• THE PROBLEM
What is wanted is an exact copy of all the entries.

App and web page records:
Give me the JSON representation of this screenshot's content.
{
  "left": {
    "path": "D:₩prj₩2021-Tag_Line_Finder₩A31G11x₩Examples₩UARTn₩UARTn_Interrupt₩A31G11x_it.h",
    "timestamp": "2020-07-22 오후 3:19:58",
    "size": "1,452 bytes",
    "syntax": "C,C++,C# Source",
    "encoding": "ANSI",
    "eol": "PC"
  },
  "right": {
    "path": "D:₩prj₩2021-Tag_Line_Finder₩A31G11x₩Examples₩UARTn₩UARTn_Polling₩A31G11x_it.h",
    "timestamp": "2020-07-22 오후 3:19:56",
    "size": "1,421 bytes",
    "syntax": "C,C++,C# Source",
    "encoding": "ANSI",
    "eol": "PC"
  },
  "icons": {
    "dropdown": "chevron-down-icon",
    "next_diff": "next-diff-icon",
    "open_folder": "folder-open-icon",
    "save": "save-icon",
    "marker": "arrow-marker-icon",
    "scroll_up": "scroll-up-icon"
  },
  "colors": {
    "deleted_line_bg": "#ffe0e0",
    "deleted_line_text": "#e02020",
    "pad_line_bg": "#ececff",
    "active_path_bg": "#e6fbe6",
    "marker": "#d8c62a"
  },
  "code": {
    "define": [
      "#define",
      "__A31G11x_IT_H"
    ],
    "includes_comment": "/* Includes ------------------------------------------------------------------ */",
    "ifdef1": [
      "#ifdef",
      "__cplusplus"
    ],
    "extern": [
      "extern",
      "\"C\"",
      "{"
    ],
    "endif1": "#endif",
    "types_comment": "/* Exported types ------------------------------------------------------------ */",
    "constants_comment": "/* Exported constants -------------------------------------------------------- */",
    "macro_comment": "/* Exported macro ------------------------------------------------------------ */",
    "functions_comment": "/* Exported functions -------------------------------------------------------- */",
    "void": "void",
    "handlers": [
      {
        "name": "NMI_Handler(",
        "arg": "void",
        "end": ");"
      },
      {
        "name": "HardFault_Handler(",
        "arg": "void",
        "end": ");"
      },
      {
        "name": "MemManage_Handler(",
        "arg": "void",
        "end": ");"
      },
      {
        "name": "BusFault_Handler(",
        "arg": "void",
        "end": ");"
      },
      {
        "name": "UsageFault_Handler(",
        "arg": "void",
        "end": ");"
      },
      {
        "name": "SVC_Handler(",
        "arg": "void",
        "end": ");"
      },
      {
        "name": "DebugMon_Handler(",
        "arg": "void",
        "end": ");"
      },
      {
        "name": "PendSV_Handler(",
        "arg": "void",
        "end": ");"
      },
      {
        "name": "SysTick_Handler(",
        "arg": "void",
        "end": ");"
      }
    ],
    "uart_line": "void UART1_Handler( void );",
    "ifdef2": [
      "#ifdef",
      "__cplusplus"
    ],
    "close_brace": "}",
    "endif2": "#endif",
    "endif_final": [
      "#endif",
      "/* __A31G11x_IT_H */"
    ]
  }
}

• RESPONSE TO THIS TASK
Give me the JSON representation of this screenshot's content.
{
  "left": {
    "path": "D:₩prj₩2021-Tag_Line_Finder₩A31G11x₩Examples₩UARTn₩UARTn_Interrupt₩A31G11x_it.h",
    "timestamp": "2020-07-22 오후 3:19:58",
    "size": "1,452 bytes",
    "syntax": "C,C++,C# Source",
    "encoding": "ANSI",
    "eol": "PC"
  },
  "right": {
    "path": "D:₩prj₩2021-Tag_Line_Finder₩A31G11x₩Examples₩UARTn₩UARTn_Polling₩A31G11x_it.h",
    "timestamp": "2020-07-22 오후 3:19:56",
    "size": "1,421 bytes",
    "syntax": "C,C++,C# Source",
    "encoding": "ANSI",
    "eol": "PC"
  },
  "icons": {
    "dropdown": "chevron-down-icon",
    "next_diff": "next-diff-icon",
    "open_folder": "folder-open-icon",
    "save": "save-icon",
    "marker": "arrow-marker-icon",
    "scroll_up": "scroll-up-icon"
  },
  "colors": {
    "deleted_line_bg": "#ffe0e0",
    "deleted_line_text": "#e02020",
    "pad_line_bg": "#ececff",
    "active_path_bg": "#e6fbe6",
    "marker": "#d8c62a"
  },
  "code": {
    "define": [
      "#define",
      "__A31G11x_IT_H"
    ],
    "includes_comment": "/* Includes ------------------------------------------------------------------ */",
    "ifdef1": [
      "#ifdef",
      "__cplusplus"
    ],
    "extern": [
      "extern",
      "\"C\"",
      "{"
    ],
    "endif1": "#endif",
    "types_comment": "/* Exported types ------------------------------------------------------------ */",
    "constants_comment": "/* Exported constants -------------------------------------------------------- */",
    "macro_comment": "/* Exported macro ------------------------------------------------------------ */",
    "functions_comment": "/* Exported functions -------------------------------------------------------- */",
    "void": "void",
    "handlers": [
      {
        "name": "NMI_Handler(",
        "arg": "void",
        "end": ");"
      },
      {
        "name": "HardFault_Handler(",
        "arg": "void",
        "end": ");"
      },
      {
        "name": "MemManage_Handler(",
        "arg": "void",
        "end": ");"
      },
      {
        "name": "BusFault_Handler(",
        "arg": "void",
        "end": ");"
      },
      {
        "name": "UsageFault_Handler(",
        "arg": "void",
        "end": ");"
      },
      {
        "name": "SVC_Handler(",
        "arg": "void",
        "end": ");"
      },
      {
        "name": "DebugMon_Handler(",
        "arg": "void",
        "end": ");"
      },
      {
        "name": "PendSV_Handler(",
        "arg": "void",
        "end": ");"
      },
      {
        "name": "SysTick_Handler(",
        "arg": "void",
        "end": ");"
      }
    ],
    "uart_line": "void UART1_Handler( void );",
    "ifdef2": [
      "#ifdef",
      "__cplusplus"
    ],
    "close_brace": "}",
    "endif2": "#endif",
    "endif_final": [
      "#endif",
      "/* __A31G11x_IT_H */"
    ]
  }
}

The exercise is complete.